Yet, there also seems to be an important ritualistic, symbolic purpose to these two later Councils. I am thinking of the joint recitation by the elders in Fifth Council (which according to the wiki took place in the presence of over 2,000 monks and lasted five months), and the question and answer session between Ven. Mahasi Sayadaw and Ven. Bhadanta Vicittasarabhivamsa in the Sixth. It seems to me that these discursive activities were not merely about 'testing' or 'verifying' the accuracy of their knowledge of the Dhamma. Rather, it seems to me that they performed an important symbolic function in bringing the disciples of the Buddha together in fellowship and commonality--an affirmation of spiritual camaraderie through symbolic exchange.
I should point out here that I am interpreting these events with theories formulated in the social sciences about the role of communication in forging community. What I am suggesting about the Councils, and particularly the Fifth and Sixth ones, can be illustrated with modern day scenarios.
Take for example a conference. A conference typically has a number of speakers presenting ideas to an audience. One obvious function of a conference is the transmission of information. But a conference also has another function. This other function is exemplified by the figure of the keynote speaker who typically gives an address at the start or end of the proceedings. When the keynote speaker speaks she isn't merely transmitting information. Her speech also performs a ritualistic, symbolic
function--it declares the openinng or closing of the event, but it also serves to affirm the common purpose and fellowship of the people present.

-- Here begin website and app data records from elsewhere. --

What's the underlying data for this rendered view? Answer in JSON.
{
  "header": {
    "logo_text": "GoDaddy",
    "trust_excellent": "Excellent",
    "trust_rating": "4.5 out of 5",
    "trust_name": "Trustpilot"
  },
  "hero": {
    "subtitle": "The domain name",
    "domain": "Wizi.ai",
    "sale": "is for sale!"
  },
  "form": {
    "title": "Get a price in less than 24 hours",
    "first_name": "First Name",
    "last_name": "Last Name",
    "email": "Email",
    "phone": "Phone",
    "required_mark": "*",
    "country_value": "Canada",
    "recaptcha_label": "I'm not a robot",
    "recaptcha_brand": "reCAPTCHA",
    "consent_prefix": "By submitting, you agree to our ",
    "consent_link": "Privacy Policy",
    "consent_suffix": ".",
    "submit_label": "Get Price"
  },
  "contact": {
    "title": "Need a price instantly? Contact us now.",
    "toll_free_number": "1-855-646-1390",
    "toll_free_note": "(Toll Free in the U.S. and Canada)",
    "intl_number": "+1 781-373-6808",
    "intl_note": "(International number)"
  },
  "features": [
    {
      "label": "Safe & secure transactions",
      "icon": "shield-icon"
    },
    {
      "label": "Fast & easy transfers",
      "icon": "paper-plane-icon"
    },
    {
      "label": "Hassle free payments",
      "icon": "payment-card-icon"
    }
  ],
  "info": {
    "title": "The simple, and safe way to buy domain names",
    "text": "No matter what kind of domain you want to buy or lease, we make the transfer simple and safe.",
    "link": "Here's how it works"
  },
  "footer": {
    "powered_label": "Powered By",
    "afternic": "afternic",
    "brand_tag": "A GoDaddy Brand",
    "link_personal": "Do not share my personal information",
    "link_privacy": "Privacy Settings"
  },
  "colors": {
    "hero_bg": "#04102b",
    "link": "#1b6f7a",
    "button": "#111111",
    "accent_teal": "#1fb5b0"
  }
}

Or to give another example of a wedding ceremony. At a wedding, a celebrant presides over the proceedings. Through the legal power that is bestowed on the celebrant, she completes the marriage process by pronouncing the couples married. In this regard, the celebrant performs a utilitarian function in transmitting the law to the couple. Yet, this utilitarian function is performed through symbolic
("I now pronounce you..."). In this instance, speech performs an act and the act is completed by speech
. Moreover, this speech-act is performed in the presence of the friends and relatives of the couple. Those well-wishers are there to bear witness to the speech-act. They do not technically 'do' anything. But simply by being present--simply by watching and hearing
--they affirm the authority of the declaration and in doing so also affirm the act of matrimony.
So comparing these two scenarios to the Councils analogously, I would say that is no clear cut distinction between the utilitarian and the symbolic. The utilitarian necessitates the symbolic; the symbolic fulfills the utilitarian.
In other words, the utilitarian and the symbolic are dependently originated
Why am I making all these speculations? These ideas developed as I was reflecting on what DhammaWheel means to me and what it might mean to others. But I see that I have, once again, rambled on too much--I apologise.
I shall stop here and post my thoughts about how this relates to DhammaWheel in another post.